Foreseeing the future is a trait ascribed to the freshwater mermaids that lived in the moat of Blore castle in Staffordshire. Over several mornings before the battle of Blore Heath in 1459, they rose to the surface and, whilst combing their hair, sang this prediction:
“Ere yet the haw-berry assumes its deep red,/ Embued shall this heath be with blood nobly shed.”
Our final freshwater maid combines the peril and charms of her marine cousins. A boy was fishing on the River Towy when he hooked a huge salmon. Hauling the fish into his coracle, he prepared to hit it on the head when he heard a voice asking him not to do so. Looking again, he saw he’d hooked a beautiful young woman. He decided she must be a demon and said he’d kill her anyway, to which she said she’d drown him first. She asked him to be her lover, which he refused, so she grabbed him and took him down “yng ngwaelod yr afon” (“to the land under the river”). She did this twice, nearly drowning him, before he decided that a salmon wife was the better option. He had to cut the hook out of her top lip, doing which he splashed his face with her blood. This, she declared, made him hers forever- and they had a long marriage with several children, all of whom had a scar on their upper lip like their mother.

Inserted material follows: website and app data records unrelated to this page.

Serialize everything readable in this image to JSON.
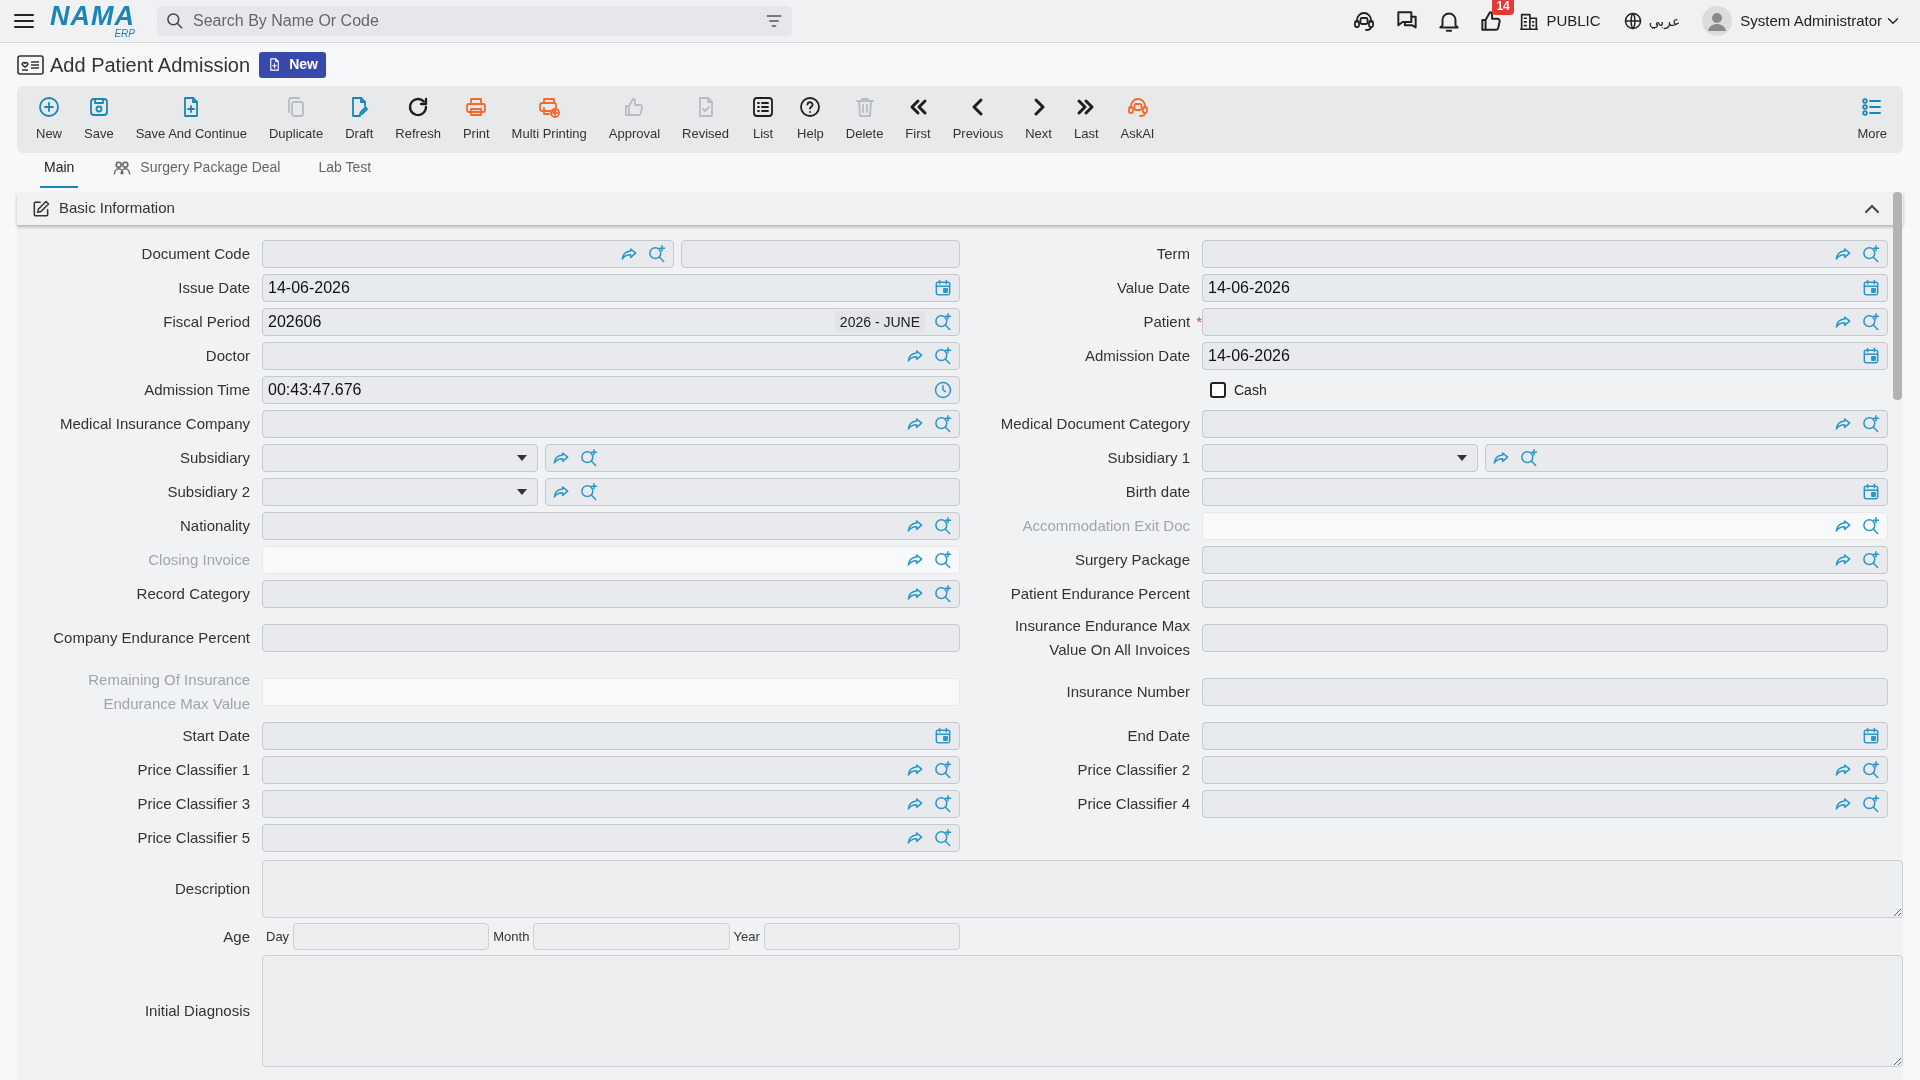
{
  "header": {
    "logo": "NAMA",
    "logo_sub": "ERP",
    "search": {
      "placeholder": "Search By Name Or Code"
    },
    "approvals_badge": "14",
    "branch": "PUBLIC",
    "language": "عربي",
    "user": "System Administrator"
  },
  "page": {
    "title": "Add Patient Admission",
    "status_badge": "New"
  },
  "toolbar": {
    "items": [
      {
        "label": "New",
        "color": "#1a86b5"
      },
      {
        "label": "Save",
        "color": "#1a86b5"
      },
      {
        "label": "Save And Continue",
        "color": "#1a86b5"
      },
      {
        "label": "Duplicate",
        "color": "#b9bcc0"
      },
      {
        "label": "Draft",
        "color": "#1a86b5"
      },
      {
        "label": "Refresh",
        "color": "#1f1f1f"
      },
      {
        "label": "Print",
        "color": "#f26a2e"
      },
      {
        "label": "Multi Printing",
        "color": "#f26a2e"
      },
      {
        "label": "Approval",
        "color": "#b9bcc0"
      },
      {
        "label": "Revised",
        "color": "#b9bcc0"
      },
      {
        "label": "List",
        "color": "#1f1f1f"
      },
      {
        "label": "Help",
        "color": "#1f1f1f"
      },
      {
        "label": "Delete",
        "color": "#b9bcc0"
      },
      {
        "label": "First",
        "color": "#1f1f1f"
      },
      {
        "label": "Previous",
        "color": "#1f1f1f"
      },
      {
        "label": "Next",
        "color": "#1f1f1f"
      },
      {
        "label": "Last",
        "color": "#1f1f1f"
      },
      {
        "label": "AskAI",
        "color": "#f26a2e"
      }
    ],
    "more": {
      "label": "More"
    }
  },
  "tabs": [
    {
      "label": "Main",
      "selected": true
    },
    {
      "label": "Surgery Package Deal",
      "selected": false
    },
    {
      "label": "Lab Test",
      "selected": false
    }
  ],
  "section": {
    "title": "Basic Information",
    "expanded": true
  },
  "form": {
    "left": [
      {
        "label": "Document Code",
        "kind": "code",
        "disabled": false
      },
      {
        "label": "Issue Date",
        "kind": "date",
        "value": "14-06-2026",
        "disabled": false
      },
      {
        "label": "Fiscal Period",
        "kind": "period",
        "value": "202606",
        "tag": "2026 - JUNE",
        "disabled": false
      },
      {
        "label": "Doctor",
        "kind": "lookup",
        "disabled": false
      },
      {
        "label": "Admission Time",
        "kind": "time",
        "value": "00:43:47.676",
        "disabled": false
      },
      {
        "label": "Medical Insurance Company",
        "kind": "lookup",
        "disabled": false
      },
      {
        "label": "Subsidiary",
        "kind": "dropdown_lookup",
        "disabled": false
      },
      {
        "label": "Subsidiary 2",
        "kind": "dropdown_lookup",
        "disabled": false
      },
      {
        "label": "Nationality",
        "kind": "lookup",
        "disabled": false
      },
      {
        "label": "Closing Invoice",
        "kind": "lookup",
        "disabled": true
      },
      {
        "label": "Record Category",
        "kind": "lookup",
        "disabled": false
      },
      {
        "label": "Company Endurance Percent",
        "kind": "text",
        "disabled": false
      },
      {
        "label": "Remaining Of Insurance Endurance Max Value",
        "kind": "text",
        "disabled": true
      },
      {
        "label": "Start Date",
        "kind": "date",
        "disabled": false
      },
      {
        "label": "Price Classifier 1",
        "kind": "lookup",
        "disabled": false
      },
      {
        "label": "Price Classifier 3",
        "kind": "lookup",
        "disabled": false
      },
      {
        "label": "Price Classifier 5",
        "kind": "lookup",
        "disabled": false
      }
    ],
    "right": [
      {
        "label": "Term",
        "kind": "lookup",
        "disabled": false
      },
      {
        "label": "Value Date",
        "kind": "date",
        "value": "14-06-2026",
        "disabled": false
      },
      {
        "label": "Patient",
        "kind": "lookup",
        "disabled": false,
        "required_mark": "*"
      },
      {
        "label": "Admission Date",
        "kind": "date",
        "value": "14-06-2026",
        "disabled": false
      },
      {
        "label": "Cash",
        "kind": "checkbox",
        "checked": false
      },
      {
        "label": "Medical Document Category",
        "kind": "lookup",
        "disabled": false
      },
      {
        "label": "Subsidiary 1",
        "kind": "dropdown_lookup",
        "disabled": false
      },
      {
        "label": "Birth date",
        "kind": "date",
        "disabled": false
      },
      {
        "label": "Accommodation Exit Doc",
        "kind": "lookup",
        "disabled": true
      },
      {
        "label": "Surgery Package",
        "kind": "lookup",
        "disabled": false
      },
      {
        "label": "Patient Endurance Percent",
        "kind": "text",
        "disabled": false
      },
      {
        "label": "Insurance Endurance Max Value On All Invoices",
        "kind": "text",
        "disabled": false
      },
      {
        "label": "Insurance Number",
        "kind": "text",
        "disabled": false
      },
      {
        "label": "End Date",
        "kind": "date",
        "disabled": false
      },
      {
        "label": "Price Classifier 2",
        "kind": "lookup",
        "disabled": false
      },
      {
        "label": "Price Classifier 4",
        "kind": "lookup",
        "disabled": false
      }
    ],
    "full": [
      {
        "label": "Description",
        "kind": "textarea"
      },
      {
        "label": "Age",
        "kind": "age",
        "parts": [
          "Day",
          "Month",
          "Year"
        ]
      },
      {
        "label": "Initial Diagnosis",
        "kind": "large_textarea"
      }
    ]
  }
}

I hope this may have whetted your appetite to explore the rich world that lies Beyond Faery.